If you’re looking to recruit someone top talent who will also stay long term at your company, there are two kinds of lenses to put on: the employee and the employer. Putting on the employee lens, remember what motivates people and inspires them to work somewhere. What other things do people look for in a job besides benefits and paychecks? 

Relationship-building During Recruiting 

People want to feel as if they are connected and have purpose and value at their job. So one of the best ways to establish that is creating a relationship during the hiring process. At ResMan, we’ve seen remarkable success in having our recruiter follow up with candidates between interviews, asking how the interviews went, answering questions, and giving validation for hesitations or excitement about a position. This goes for candidates who don’t end up being hired and onboarded, as well.  

This relationship helps people feel valued and considered as they’re making career decisions and ultimately, that same validation instills confidence in candidates about how well they will be supported if they come to work for you. Not to mention, even if a candidate is not the right fit, that great first impression will be a motivation to refer others in their network. 

It’s also important to check in with the diversity at your property. Are there pathways for minorities to move up and does that reflect in your offices? You’re interviewing with all kinds of top talent who also have all kinds of backgrounds, and this requires embodying a business that supports the growth of all people at your company. Candidates are more likely to feel confident about you as an employer when they can envision themselves working hard and moving up in the company, just like their peers. Make sure your level of diversity at the property will welcome all candidates. You will see more applications and talent show up. 

Hiring the right fit 

As you are recruiting talent across the board, you want to hire a candidate who has drive, skills, and talent and will be able to support you as the employer. A bad hire can cost much more overall. So how do you figure out the difference during the hiring process? 

We recommend having a hiring committee created by you as the employer. This hiring committee could be diverse positions in the company that might work closely with this role on a day-to-day basis. Consider creating a collaborative scorecard, listing must-have skills and desired skills. List out soft skills that would potentially be a positive contribution in these positions. 

Creating a scorecard to make note of both critical skills and intangibles with personal notes from interviews can be a wonderful way for the hiring committee to come together and compare before offering a position to the candidate. This helps lower the risk of missing any overlooked qualities that could impact their performance or ability to work at the property.

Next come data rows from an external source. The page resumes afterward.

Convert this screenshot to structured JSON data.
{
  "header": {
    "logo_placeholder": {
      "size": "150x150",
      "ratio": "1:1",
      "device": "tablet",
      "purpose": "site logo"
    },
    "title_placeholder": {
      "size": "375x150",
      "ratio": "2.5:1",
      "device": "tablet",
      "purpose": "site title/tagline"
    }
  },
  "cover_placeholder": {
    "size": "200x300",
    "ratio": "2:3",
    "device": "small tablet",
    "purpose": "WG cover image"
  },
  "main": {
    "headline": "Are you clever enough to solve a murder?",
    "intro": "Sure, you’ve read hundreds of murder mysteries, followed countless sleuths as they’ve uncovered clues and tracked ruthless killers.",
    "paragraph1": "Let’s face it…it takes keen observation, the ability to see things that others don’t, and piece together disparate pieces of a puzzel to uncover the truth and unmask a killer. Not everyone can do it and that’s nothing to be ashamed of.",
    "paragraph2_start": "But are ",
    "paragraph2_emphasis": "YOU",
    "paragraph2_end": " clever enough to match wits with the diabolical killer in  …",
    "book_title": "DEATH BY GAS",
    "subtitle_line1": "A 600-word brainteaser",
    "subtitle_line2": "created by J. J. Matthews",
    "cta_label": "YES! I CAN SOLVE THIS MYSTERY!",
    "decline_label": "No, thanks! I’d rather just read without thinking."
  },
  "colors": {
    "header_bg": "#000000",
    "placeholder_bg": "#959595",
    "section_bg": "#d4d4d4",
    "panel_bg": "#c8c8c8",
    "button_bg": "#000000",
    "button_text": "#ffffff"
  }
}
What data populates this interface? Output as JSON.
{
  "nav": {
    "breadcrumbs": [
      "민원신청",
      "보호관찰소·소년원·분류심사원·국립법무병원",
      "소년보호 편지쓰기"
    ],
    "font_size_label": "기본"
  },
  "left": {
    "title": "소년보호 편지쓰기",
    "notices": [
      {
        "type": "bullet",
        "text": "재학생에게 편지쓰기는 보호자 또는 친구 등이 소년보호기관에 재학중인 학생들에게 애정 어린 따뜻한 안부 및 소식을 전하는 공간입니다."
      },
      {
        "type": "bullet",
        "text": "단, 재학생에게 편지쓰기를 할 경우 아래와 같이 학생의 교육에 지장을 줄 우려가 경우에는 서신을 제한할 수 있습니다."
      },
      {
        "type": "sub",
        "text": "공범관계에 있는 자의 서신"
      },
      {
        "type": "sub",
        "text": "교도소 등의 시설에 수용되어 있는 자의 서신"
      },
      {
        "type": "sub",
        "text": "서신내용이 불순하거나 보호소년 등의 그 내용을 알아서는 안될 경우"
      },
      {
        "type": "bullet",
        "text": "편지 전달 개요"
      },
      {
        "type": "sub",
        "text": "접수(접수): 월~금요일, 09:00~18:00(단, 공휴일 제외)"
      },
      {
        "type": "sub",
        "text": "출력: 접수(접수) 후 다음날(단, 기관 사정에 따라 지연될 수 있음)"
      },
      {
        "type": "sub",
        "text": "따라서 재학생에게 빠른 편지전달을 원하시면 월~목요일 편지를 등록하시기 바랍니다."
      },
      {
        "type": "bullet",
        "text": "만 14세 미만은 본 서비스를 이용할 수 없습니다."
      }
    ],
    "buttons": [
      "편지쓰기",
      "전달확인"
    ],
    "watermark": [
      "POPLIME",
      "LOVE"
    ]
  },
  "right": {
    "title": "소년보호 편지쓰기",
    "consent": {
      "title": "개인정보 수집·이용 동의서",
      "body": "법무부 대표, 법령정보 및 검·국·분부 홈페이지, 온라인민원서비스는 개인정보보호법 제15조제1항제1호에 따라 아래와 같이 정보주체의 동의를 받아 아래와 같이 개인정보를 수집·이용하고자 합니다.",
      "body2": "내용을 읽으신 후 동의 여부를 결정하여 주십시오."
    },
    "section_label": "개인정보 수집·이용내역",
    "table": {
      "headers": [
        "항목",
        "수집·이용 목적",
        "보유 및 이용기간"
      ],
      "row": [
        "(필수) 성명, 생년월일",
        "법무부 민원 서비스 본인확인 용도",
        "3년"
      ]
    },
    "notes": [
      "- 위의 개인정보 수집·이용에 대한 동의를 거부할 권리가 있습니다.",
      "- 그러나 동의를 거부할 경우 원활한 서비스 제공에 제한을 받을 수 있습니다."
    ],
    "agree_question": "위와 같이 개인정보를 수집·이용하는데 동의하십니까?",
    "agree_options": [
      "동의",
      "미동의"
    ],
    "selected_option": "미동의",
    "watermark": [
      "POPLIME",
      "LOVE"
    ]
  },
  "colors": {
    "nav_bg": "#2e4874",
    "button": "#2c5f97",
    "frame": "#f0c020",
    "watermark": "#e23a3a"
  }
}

It can also validate and establish consistency for any positive qualities seen by multiple committee members in a candidate. 

It’s also great to consider multi-stage interviews to gather the necessary information in the hiring process. Your first interviews can be done by the hiring committee where you focus more on the qualification of the candidates critical skills, but we encourage taking a different approach for a final interview. 

At ResMan, we include a final stage interview with HR, where we ask questions about the candidate as a person and their character. You might ask questions like, “When was a time in your previous roles where you delighted a customer?” or “Where was a time you and your team had a problem and you contributed to a solution?” to better understand their how they would handle common situations at your property. 

End the interview by asking what they’re passionate about, as this also can give you insight as to what motivates these candidates outside of their job. You’d be surprised at how those answers can connect back to their potential role at your property. 

All in all, recruiting isn’t a process to be taken lightly, especially now. Even with leasing season ahead, be thorough and tactical about how your approach to filling open positions. That investment will come back to you in time and money saved from constant turnover.